→ **Exercise details**: From the data below, return all lines holding the string "JSON".

(Website and app data records)
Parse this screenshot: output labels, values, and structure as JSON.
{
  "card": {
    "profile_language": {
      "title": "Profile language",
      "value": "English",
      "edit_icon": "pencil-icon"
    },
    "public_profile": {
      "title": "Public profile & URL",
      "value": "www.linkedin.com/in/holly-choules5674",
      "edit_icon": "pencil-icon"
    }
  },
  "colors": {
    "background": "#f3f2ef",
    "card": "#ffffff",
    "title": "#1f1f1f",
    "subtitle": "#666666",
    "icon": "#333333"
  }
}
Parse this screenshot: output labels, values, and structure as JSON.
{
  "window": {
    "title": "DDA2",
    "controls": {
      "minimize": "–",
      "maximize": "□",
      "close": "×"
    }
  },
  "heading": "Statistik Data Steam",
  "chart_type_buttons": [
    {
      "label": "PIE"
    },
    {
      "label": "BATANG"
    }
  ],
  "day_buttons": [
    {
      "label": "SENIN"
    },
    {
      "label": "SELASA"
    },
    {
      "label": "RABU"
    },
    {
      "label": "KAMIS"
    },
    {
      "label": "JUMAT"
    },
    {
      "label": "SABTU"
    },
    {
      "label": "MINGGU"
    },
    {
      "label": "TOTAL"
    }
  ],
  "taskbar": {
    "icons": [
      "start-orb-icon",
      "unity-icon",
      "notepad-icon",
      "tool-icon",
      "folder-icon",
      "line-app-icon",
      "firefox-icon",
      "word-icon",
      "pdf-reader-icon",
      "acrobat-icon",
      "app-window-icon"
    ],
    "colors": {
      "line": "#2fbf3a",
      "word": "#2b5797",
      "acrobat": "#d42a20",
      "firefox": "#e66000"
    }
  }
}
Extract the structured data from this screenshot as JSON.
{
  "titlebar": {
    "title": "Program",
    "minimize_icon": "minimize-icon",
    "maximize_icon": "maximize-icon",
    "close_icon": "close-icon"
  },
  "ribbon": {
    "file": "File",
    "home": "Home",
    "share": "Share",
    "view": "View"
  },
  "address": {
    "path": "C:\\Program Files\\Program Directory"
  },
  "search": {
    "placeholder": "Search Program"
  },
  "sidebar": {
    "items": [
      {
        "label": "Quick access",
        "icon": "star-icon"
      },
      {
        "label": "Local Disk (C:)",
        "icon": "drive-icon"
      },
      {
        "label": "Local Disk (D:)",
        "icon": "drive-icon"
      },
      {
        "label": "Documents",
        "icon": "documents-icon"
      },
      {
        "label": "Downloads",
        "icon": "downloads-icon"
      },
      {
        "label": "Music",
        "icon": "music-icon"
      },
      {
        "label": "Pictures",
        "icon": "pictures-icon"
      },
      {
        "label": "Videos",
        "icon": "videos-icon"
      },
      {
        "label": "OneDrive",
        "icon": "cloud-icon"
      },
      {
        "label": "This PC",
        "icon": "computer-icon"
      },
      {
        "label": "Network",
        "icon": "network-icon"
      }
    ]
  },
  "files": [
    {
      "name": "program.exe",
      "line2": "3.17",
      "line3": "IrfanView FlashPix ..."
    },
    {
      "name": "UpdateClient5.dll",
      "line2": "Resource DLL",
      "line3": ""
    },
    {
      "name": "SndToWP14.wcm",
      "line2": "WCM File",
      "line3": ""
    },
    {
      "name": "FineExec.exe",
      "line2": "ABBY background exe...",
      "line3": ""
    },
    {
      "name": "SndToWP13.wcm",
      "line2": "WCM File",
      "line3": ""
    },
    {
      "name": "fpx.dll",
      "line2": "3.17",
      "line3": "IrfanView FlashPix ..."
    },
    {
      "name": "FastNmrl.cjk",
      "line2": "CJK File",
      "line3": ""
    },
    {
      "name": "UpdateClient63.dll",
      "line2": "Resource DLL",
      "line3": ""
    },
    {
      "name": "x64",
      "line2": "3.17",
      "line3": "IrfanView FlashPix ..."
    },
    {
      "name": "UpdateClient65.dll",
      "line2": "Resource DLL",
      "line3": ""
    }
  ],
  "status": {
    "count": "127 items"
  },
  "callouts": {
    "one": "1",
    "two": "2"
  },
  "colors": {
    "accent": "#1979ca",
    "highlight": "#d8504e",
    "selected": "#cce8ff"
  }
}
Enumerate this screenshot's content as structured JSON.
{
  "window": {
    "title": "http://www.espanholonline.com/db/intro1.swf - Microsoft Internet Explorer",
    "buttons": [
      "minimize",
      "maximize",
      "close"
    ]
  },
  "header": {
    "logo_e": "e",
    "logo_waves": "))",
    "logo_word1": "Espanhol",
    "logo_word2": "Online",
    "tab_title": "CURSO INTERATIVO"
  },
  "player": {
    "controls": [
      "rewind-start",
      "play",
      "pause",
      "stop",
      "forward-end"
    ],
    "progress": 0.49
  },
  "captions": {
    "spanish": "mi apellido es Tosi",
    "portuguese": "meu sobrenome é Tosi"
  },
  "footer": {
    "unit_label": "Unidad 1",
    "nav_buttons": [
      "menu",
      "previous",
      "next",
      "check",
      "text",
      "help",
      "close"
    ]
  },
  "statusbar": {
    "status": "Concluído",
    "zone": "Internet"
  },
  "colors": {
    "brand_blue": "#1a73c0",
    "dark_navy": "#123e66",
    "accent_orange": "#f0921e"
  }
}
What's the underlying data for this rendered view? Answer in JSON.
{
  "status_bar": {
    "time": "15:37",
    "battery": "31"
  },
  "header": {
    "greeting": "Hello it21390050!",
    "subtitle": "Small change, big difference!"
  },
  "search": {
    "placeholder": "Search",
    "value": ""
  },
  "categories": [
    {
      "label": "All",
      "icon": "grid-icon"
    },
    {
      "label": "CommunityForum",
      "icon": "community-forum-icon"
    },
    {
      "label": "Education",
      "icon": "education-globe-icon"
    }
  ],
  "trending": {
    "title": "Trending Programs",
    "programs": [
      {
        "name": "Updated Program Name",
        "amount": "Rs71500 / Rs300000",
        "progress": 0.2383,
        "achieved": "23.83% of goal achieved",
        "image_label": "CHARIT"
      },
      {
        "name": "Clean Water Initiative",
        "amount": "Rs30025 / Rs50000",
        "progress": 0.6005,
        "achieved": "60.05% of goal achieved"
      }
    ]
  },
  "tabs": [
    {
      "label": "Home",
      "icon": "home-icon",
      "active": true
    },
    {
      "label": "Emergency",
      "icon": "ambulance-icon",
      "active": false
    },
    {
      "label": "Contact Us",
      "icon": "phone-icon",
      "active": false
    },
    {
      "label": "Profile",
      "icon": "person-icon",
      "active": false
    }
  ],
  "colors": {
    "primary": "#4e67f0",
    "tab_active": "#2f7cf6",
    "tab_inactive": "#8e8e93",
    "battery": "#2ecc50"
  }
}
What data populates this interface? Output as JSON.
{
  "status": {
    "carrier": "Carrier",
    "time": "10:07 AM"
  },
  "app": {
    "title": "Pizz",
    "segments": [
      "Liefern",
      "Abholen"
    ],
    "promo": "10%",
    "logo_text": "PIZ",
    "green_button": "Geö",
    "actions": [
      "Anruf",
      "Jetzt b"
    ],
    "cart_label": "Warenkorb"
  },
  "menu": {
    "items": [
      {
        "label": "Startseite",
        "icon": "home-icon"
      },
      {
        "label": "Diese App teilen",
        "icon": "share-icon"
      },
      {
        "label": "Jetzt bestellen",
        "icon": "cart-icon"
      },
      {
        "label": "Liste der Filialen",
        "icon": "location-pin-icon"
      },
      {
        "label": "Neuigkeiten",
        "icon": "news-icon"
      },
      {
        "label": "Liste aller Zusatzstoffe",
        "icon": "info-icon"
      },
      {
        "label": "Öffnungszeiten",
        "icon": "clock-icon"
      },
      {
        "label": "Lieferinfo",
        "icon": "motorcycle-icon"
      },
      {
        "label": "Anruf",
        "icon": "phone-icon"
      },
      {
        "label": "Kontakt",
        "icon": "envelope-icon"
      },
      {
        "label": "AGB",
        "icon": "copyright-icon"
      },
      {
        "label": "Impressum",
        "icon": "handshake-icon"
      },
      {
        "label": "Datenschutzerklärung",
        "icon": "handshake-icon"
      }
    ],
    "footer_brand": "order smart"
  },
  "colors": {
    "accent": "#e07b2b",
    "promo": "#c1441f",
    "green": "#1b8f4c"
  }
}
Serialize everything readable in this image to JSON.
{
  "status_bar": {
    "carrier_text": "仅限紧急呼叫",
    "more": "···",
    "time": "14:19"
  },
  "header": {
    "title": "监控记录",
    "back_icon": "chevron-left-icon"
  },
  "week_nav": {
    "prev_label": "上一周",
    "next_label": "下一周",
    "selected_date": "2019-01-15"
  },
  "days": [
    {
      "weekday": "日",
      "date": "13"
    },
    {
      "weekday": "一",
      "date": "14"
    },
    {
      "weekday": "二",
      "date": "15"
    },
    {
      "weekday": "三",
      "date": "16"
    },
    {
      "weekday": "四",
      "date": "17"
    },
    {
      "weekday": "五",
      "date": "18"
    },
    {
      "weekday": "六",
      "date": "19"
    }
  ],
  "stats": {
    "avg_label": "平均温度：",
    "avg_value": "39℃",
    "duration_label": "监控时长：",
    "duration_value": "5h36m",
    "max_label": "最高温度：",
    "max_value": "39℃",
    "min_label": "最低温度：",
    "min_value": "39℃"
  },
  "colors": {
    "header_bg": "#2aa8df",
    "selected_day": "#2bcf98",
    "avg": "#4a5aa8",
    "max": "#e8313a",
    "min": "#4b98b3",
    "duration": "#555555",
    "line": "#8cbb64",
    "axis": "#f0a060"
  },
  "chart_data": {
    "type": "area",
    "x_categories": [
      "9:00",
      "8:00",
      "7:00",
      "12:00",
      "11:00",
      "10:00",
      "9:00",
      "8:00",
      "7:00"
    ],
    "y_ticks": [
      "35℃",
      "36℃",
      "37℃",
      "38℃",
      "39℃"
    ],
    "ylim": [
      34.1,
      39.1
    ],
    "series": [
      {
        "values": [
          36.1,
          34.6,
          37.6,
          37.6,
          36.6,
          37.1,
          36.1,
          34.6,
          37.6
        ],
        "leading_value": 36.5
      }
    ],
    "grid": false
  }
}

→ **Task response**:
Parse this screenshot: output labels, values, and structure as JSON.
Parse this screenshot: output labels, values, and structure as JSON.
Extract the structured data from this screenshot as JSON.
Enumerate this screenshot's content as structured JSON.
What's the underlying data for this rendered view? Answer in JSON.
What data populates this interface? Output as JSON.
Serialize everything readable in this image to JSON.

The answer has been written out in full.